Ever since the Durbin Amendment upended the debit card industry in 2010, insiders have speculated that Sen. Richard Durbin (D-Ill.) would eventually pursue similar changes to the credit card industry.
Sen. Durbin made it known during a May 2022 Senate Judiciary Committee meeting that credit card reform was in his crosshairs. As inflation rose, he found a bipartisan partner in Sen. Roger Marshal (R-Kan.) and introduced bill S.4674, the Credit Card Competition Action of 2022.
This bill reflects many principles Reg II applied to routing, intending to increase competition and reduce merchant costs. If this bill becomes law, it will have significant consequences for issuers and consumers, potentially completely upending credit access as we know it today. It could also lead some issuers to dial back rewards and benefits.
Rumor is that a further tightening of the Durbin Amendment is on the near-term horizon for card issuers. The most concrete evidence is the Fed’s May request-for-comment on regulations for debit routing of online transactions.
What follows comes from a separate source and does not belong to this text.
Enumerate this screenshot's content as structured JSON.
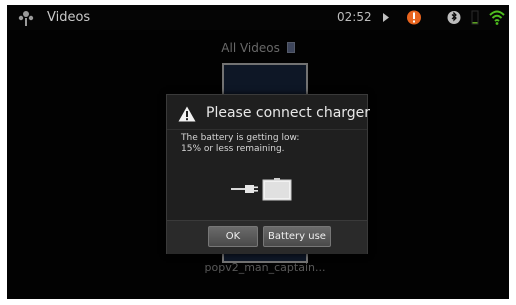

The Fed wants to clarify the regulatory requirement that at least two unaffiliated payment card networks must be enabled for all debit card transactions, including card-not-present (CNP), and card-issuing banks and credit unions will be held responsible. Some terminology will also see standardization.
While the Fed positioned its query as a “non-substantive clarification,” many of the 453 comments submitted so far express a belief that the proposal, if enacted, would have a significant impact on issuers. Meanwhile, bankers are entering a period of uncertainty as they closely monitor the situation for implications to P&L.